§ What you should do: Only the line containing "What data populates" and the lines after it, up to the end of the listing, should be written out, each exactly as given.

§ Material shown:
'''
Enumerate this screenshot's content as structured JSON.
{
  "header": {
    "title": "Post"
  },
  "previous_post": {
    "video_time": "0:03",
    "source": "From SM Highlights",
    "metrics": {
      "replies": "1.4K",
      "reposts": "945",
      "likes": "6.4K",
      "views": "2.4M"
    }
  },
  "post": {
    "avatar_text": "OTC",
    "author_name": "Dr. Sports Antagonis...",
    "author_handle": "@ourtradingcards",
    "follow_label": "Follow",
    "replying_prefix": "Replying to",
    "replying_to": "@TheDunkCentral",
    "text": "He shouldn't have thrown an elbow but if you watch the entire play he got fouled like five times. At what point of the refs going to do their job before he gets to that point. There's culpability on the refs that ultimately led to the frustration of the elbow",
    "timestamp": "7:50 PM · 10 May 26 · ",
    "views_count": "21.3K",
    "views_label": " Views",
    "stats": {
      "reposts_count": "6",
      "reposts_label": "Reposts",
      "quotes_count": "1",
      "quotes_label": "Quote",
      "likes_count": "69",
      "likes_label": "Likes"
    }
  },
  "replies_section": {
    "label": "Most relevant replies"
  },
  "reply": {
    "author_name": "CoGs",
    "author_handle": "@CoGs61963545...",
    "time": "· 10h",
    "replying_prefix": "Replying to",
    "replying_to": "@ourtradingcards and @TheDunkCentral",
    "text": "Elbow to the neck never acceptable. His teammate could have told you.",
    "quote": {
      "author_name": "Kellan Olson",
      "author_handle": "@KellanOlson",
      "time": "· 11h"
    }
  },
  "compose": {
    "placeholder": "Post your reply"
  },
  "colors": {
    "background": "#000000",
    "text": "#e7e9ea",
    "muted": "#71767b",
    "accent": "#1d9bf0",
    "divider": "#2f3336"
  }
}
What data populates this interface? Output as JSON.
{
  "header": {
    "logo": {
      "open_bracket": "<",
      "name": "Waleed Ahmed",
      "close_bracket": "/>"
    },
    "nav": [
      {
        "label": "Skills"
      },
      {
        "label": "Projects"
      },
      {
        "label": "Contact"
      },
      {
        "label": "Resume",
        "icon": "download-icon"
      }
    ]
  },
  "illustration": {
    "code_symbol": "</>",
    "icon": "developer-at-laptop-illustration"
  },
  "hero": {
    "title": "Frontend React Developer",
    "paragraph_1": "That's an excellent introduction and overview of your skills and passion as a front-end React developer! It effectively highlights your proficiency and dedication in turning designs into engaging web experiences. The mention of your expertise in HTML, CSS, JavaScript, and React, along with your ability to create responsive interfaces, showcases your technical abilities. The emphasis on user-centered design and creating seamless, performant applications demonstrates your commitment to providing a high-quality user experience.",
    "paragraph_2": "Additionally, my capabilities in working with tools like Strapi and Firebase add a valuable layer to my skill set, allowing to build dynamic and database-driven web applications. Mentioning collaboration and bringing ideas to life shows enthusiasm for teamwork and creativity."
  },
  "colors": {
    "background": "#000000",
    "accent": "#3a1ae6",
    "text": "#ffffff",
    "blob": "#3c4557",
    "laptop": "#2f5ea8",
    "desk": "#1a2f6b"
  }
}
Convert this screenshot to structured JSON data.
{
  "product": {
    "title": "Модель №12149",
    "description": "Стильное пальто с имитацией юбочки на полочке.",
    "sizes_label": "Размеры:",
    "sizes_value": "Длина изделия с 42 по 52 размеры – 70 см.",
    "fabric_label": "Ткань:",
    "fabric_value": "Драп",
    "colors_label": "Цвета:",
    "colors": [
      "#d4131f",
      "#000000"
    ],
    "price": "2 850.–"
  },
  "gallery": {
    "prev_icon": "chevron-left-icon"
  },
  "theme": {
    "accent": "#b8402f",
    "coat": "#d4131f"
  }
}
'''
§ Response to the exercise:
What data populates this interface? Output as JSON.
{
  "header": {
    "logo": {
      "open_bracket": "<",
      "name": "Waleed Ahmed",
      "close_bracket": "/>"
    },
    "nav": [
      {
        "label": "Skills"
      },
      {
        "label": "Projects"
      },
      {
        "label": "Contact"
      },
      {
        "label": "Resume",
        "icon": "download-icon"
      }
    ]
  },
  "illustration": {
    "code_symbol": "</>",
    "icon": "developer-at-laptop-illustration"
  },
  "hero": {
    "title": "Frontend React Developer",
    "paragraph_1": "That's an excellent introduction and overview of your skills and passion as a front-end React developer! It effectively highlights your proficiency and dedication in turning designs into engaging web experiences. The mention of your expertise in HTML, CSS, JavaScript, and React, along with your ability to create responsive interfaces, showcases your technical abilities. The emphasis on user-centered design and creating seamless, performant applications demonstrates your commitment to providing a high-quality user experience.",
    "paragraph_2": "Additionally, my capabilities in working with tools like Strapi and Firebase add a valuable layer to my skill set, allowing to build dynamic and database-driven web applications. Mentioning collaboration and bringing ideas to life shows enthusiasm for teamwork and creativity."
  },
  "colors": {
    "background": "#000000",
    "accent": "#3a1ae6",
    "text": "#ffffff",
    "blob": "#3c4557",
    "laptop": "#2f5ea8",
    "desk": "#1a2f6b"
  }
}
Convert this screenshot to structured JSON data.
{
  "product": {
    "title": "Модель №12149",
    "description": "Стильное пальто с имитацией юбочки на полочке.",
    "sizes_label": "Размеры:",
    "sizes_value": "Длина изделия с 42 по 52 размеры – 70 см.",
    "fabric_label": "Ткань:",
    "fabric_value": "Драп",
    "colors_label": "Цвета:",
    "colors": [
      "#d4131f",
      "#000000"
    ],
    "price": "2 850.–"
  },
  "gallery": {
    "prev_icon": "chevron-left-icon"
  },
  "theme": {
    "accent": "#b8402f",
    "coat": "#d4131f"
  }
}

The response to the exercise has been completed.